Extract all of the data and reproduce it precisely.

Dataset entries
══════════════════════════════

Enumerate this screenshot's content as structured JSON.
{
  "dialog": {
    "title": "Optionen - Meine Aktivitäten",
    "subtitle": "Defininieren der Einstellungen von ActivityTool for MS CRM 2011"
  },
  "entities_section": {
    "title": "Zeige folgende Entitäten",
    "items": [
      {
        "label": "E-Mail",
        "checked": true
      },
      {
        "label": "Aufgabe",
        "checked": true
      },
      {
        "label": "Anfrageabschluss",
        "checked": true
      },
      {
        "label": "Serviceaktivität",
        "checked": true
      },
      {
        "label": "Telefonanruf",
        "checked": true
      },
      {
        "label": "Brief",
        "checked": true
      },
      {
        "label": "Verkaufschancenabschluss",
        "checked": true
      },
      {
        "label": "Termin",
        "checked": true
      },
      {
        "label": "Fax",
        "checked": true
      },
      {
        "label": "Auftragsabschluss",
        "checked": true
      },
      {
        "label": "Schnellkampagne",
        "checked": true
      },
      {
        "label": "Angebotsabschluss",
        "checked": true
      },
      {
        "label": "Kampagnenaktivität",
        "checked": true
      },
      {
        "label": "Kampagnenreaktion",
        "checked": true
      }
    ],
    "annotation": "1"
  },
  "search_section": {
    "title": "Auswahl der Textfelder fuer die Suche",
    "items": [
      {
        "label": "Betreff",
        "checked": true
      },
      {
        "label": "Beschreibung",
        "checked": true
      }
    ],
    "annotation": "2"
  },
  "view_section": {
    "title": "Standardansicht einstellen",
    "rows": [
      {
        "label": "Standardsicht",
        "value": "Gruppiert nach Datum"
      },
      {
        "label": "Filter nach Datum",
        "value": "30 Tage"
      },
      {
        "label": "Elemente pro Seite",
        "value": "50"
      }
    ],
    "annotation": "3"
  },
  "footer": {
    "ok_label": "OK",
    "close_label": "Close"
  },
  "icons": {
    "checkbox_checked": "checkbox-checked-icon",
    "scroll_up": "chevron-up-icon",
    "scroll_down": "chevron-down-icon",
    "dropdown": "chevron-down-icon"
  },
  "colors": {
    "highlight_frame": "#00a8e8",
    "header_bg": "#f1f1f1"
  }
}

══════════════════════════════

§ **Answer box**:
Enumerate this screenshot's content as structured JSON.
{
  "dialog": {
    "title": "Optionen - Meine Aktivitäten",
    "subtitle": "Defininieren der Einstellungen von ActivityTool for MS CRM 2011"
  },
  "entities_section": {
    "title": "Zeige folgende Entitäten",
    "items": [
      {
        "label": "E-Mail",
        "checked": true
      },
      {
        "label": "Aufgabe",
        "checked": true
      },
      {
        "label": "Anfrageabschluss",
        "checked": true
      },
      {
        "label": "Serviceaktivität",
        "checked": true
      },
      {
        "label": "Telefonanruf",
        "checked": true
      },
      {
        "label": "Brief",
        "checked": true
      },
      {
        "label": "Verkaufschancenabschluss",
        "checked": true
      },
      {
        "label": "Termin",
        "checked": true
      },
      {
        "label": "Fax",
        "checked": true
      },
      {
        "label": "Auftragsabschluss",
        "checked": true
      },
      {
        "label": "Schnellkampagne",
        "checked": true
      },
      {
        "label": "Angebotsabschluss",
        "checked": true
      },
      {
        "label": "Kampagnenaktivität",
        "checked": true
      },
      {
        "label": "Kampagnenreaktion",
        "checked": true
      }
    ],
    "annotation": "1"
  },
  "search_section": {
    "title": "Auswahl der Textfelder fuer die Suche",
    "items": [
      {
        "label": "Betreff",
        "checked": true
      },
      {
        "label": "Beschreibung",
        "checked": true
      }
    ],
    "annotation": "2"
  },
  "view_section": {
    "title": "Standardansicht einstellen",
    "rows": [
      {
        "label": "Standardsicht",
        "value": "Gruppiert nach Datum"
      },
      {
        "label": "Filter nach Datum",
        "value": "30 Tage"
      },
      {
        "label": "Elemente pro Seite",
        "value": "50"
      }
    ],
    "annotation": "3"
  },
  "footer": {
    "ok_label": "OK",
    "close_label": "Close"
  },
  "icons": {
    "checkbox_checked": "checkbox-checked-icon",
    "scroll_up": "chevron-up-icon",
    "scroll_down": "chevron-down-icon",
    "dropdown": "chevron-down-icon"
  },
  "colors": {
    "highlight_frame": "#00a8e8",
    "header_bg": "#f1f1f1"
  }
}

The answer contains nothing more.